Want to buy the same putter model used by Retief Goosen to win the 2004 U.S. Open?
Get in line, and be prepared to wait.
The Tracy model of the C-Groove putter, manufactured and sold by Yes! Golf of Denver, is in short supply. Company CEO and president Francis Ricci says it could be months before more are available.
“If we can’t strike while the iron is hot, or I guess I should say while the putter is hot, then the impact will cool – unless we launch a huge marketing campaign, which we’re not in a position to do,” Ricci said.
Such is the fate of small club companies. Ricci has been there before because Goosen used the exact same putter to win the 2001 U.S. Open. Then, as now, Ricci saw his star rise and recede as the supply of C-Groove putters could not match demand.
Allan Strand also knows exactly what it’s like to have the golf world at his doorstep, albeit temporarily. Strand’s Dandy putter was used by Vijay Singh when he won the 2000 Masters.
“When Vijay won, it was great for us, but at the same time we got killed,” he said. “Your phone rings off the hook . . . everybody comes out of the woodwork, and they want the putter right now. And we simply couldn’t supply them.
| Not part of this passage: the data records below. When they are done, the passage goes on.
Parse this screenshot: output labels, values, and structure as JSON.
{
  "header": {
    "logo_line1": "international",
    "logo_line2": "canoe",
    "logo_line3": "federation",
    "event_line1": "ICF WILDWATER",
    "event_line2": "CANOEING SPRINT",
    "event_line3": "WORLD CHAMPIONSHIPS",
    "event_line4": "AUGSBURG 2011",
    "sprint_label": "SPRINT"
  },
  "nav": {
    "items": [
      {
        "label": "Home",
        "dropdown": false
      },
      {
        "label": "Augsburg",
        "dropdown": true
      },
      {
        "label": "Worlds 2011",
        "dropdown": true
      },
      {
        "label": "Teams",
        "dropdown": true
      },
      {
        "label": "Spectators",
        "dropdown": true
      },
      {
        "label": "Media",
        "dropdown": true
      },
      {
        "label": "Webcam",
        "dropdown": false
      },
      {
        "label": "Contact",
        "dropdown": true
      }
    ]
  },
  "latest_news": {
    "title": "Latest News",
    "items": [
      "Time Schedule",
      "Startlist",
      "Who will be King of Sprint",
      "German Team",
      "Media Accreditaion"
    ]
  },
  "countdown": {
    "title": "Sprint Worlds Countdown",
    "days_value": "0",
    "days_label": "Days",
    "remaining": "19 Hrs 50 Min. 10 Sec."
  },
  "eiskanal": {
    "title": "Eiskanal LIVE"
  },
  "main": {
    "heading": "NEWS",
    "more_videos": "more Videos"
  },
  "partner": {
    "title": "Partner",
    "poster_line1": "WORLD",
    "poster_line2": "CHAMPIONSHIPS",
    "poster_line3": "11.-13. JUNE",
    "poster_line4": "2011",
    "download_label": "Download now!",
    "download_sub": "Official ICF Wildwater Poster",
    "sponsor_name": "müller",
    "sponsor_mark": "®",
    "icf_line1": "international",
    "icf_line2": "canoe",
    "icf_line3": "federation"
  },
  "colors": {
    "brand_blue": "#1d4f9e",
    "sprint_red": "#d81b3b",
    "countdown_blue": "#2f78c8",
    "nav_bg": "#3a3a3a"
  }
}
“The only time you can get investors is when you’ve got the commodity and got a big billboard. And all that’s not possible.”
Strand’s Dandy putter ($189 from the company) has an onset configuration, with the face sticking out in front of the shaft. He actively promotes a precise, straight-back-and-straight-through putting method with the putter, and has recruited Gil Morgan as his spokesman.
Ricci’s C-Groove putter was invented by legendary English putting instructor Harold Swash. The concentric lines in the face are arched in the shape of a half-moon, which Swash says produces a truer roll.
When the putter was introduced in the mid-1990s, it was known as the Swashbuckler from Pro Gear.
Pro Gear initially made a complete line of golf clubs. Ricci assumed control of the company in 1997. He adopted the name Yes! Golf and began to concentrate strictly on putters.
The Swashbuckler II model, used by Goosen, became the Tracy – namedafter Goosen’s wife. Thereafter all C-Groove putters were named after women. Ricci currently has eight different models and is adding two more. The Tracy sells for $149.
“We’re just a dinky little company in Denver, but we do a lot of custom work on our putters,” Ricci said.
Goosen’s putter is face-balanced, has no sight line (he was adamant about this), is 34 inches long and has a 70-degree lie angle that is two degrees flat. Goosen is a TaylorMade staff member, but remains free to use any putter he chooses.
The C-Groove line of putters has claimed more than 20 professional victories worldwide.
Small putter makers have had an impressive run in major championships in recent years, the most visible victory being Payne Stewart’s dramatic 1999 U.S. Open victory with a SeeMore putter.
When Jim Furyk captured the 2003 U.S. Open with a putter made by Bob Bettinardi, the putter was officially called a Bettinardi from Hogan because Bettinardi had signed a deal to make a certain number of putters for the Ben Hogan Co.
“That putter, the Baby Ben, was a prototype,” explained Mike Crockett, vice president of sales and marketing for Bettinardi. “Regardless, our phone didn’t stop ringing.”
The Baby Ben, a face-balanced putter with a double-bend shaft, was formally introduced in January at the 2004 PGA Merchandise Show. With a suggested retail price of $270, it is readily available.
Ricci wishes he could say the same about the C-Groove.